“Hail, Caesar!” pays tribute to Hollywood Golden Age

Famed brothers Joel and Ethan Coen have long been considered by many to be two of the best writers and directors currently working, having created such films as “The Big Lebowski,” “Fargo” and “No Country for Old Men.” The brothers’ release of their new film, “Hail, Caesar!,” comes off their success from 2013’s “Inside Llewyn Davis.”

Set in the middle of a 1950s film studio production company, “Hail, Caesar!” tells of unruly movie star Baird Whitlock’s kidnapping during the shooting of a biblical epic, and of studio head Eddie Mannix’s frenzied attempts to deal with the ransom note that follows. The film is made complete with an all-star cast, including Josh Brolin as Mannix, George Clooney as Whitlock, Scarlett Johansson as America’s sweetheart DeeAnna Moran, Ralph Fiennes as established director Laurence Laurentz and Channing Tatum as Burt Gurney.

“Hail, Caesar!” was made, in part, to serve as a tribute to 1950s Hollywood, and it depicts both the various genres made at the time and the complicated and dramatic inner-workings of a typical production studio. While the film takes pride in these elements, it’s arguably to a fault.

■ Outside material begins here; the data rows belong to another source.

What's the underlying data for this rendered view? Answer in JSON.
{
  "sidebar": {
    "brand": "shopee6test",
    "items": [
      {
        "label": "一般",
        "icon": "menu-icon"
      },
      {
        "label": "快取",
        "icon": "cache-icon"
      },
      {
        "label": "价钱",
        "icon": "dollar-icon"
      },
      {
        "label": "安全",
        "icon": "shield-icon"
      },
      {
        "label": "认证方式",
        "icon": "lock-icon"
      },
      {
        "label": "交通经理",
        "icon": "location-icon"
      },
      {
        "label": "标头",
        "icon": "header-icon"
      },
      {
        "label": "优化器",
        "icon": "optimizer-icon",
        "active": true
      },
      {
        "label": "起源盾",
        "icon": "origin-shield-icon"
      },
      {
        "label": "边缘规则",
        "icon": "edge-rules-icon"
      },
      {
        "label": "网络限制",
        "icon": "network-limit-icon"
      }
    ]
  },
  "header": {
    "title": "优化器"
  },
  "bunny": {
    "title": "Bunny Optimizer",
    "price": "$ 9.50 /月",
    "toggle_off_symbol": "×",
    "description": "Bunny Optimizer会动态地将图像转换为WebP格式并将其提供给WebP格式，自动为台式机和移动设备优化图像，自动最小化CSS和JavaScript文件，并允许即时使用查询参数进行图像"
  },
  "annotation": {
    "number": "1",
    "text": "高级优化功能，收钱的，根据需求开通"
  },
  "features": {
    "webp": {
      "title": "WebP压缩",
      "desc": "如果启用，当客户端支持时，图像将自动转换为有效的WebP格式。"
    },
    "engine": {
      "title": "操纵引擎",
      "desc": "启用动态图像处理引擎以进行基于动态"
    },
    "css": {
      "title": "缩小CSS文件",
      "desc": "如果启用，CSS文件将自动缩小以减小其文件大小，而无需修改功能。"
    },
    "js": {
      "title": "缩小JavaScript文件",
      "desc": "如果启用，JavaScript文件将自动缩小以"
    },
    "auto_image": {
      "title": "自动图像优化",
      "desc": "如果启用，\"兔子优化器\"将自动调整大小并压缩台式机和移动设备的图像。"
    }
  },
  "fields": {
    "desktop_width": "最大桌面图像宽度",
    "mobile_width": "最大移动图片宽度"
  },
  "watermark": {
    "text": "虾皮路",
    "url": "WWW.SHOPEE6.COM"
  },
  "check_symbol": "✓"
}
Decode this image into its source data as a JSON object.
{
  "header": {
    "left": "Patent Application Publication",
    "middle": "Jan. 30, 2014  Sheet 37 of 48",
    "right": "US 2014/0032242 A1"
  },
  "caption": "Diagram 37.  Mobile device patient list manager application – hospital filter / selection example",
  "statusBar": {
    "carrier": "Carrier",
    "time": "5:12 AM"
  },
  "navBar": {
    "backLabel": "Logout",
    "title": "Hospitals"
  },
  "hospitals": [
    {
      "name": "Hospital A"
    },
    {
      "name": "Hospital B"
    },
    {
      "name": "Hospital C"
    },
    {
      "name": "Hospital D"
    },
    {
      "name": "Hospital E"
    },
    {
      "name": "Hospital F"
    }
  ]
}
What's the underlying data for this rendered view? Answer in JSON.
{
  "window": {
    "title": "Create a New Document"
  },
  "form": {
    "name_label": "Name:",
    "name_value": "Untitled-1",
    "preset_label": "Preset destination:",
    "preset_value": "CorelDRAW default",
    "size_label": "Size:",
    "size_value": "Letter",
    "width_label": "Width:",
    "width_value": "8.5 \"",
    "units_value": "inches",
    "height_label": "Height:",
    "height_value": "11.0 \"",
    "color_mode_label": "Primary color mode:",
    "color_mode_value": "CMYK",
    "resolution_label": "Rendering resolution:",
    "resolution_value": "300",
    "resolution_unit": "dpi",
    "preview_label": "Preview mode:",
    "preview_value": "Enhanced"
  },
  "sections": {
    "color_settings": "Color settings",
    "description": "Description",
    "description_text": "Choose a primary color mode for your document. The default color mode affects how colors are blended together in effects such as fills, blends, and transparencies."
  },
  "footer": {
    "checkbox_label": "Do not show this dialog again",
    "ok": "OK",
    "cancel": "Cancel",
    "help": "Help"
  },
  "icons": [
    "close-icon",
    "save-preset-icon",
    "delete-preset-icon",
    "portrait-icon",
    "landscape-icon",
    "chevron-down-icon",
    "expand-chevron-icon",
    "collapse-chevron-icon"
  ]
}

The film’s emphasis on being a love letter to classic Hollywood places the narrative on the back burner, resulting in a story that feels rather underdeveloped and messy.

The film often transitions between story lines in a rapid and unconvincing manner, to the point where the film begins to feel unsure of where it wants to go or what story it is trying to tell. The results are a frustrating array of unconvincing character reveals and plot twists, as well as side stories that add nothing to the plot.

That being said, “Hail, Caesar!” never sinks to the level of “Intolerable Cruelty,” the film most Coen brothers’ fans agree to be their worst outing. Audience members can find more than enough to keep themselves interested for the duration of the film. The brothers have built a reputation on writing clever dialogue and absurd jokes, both of which are prominent during “Hail, Caesar!,” particularly in the first half’s witty and humorous character interactions. For instance, Alden Ehrenreich, depicting a John Wayne type of western icon who finds himself completely out of his element, gives the breakout performance of his career, along with Josh Brolin who lights up the screen with his charismatic energy.

While “Hail, Caesar!” can at times be fun and quirky, it fails to live up to the hype surrounding the release of other Coen brother films. Despite the entertainment provided by the dialogue and performances, the film ultimately lacks a cognitive story and often places emphasis on the wrong areas.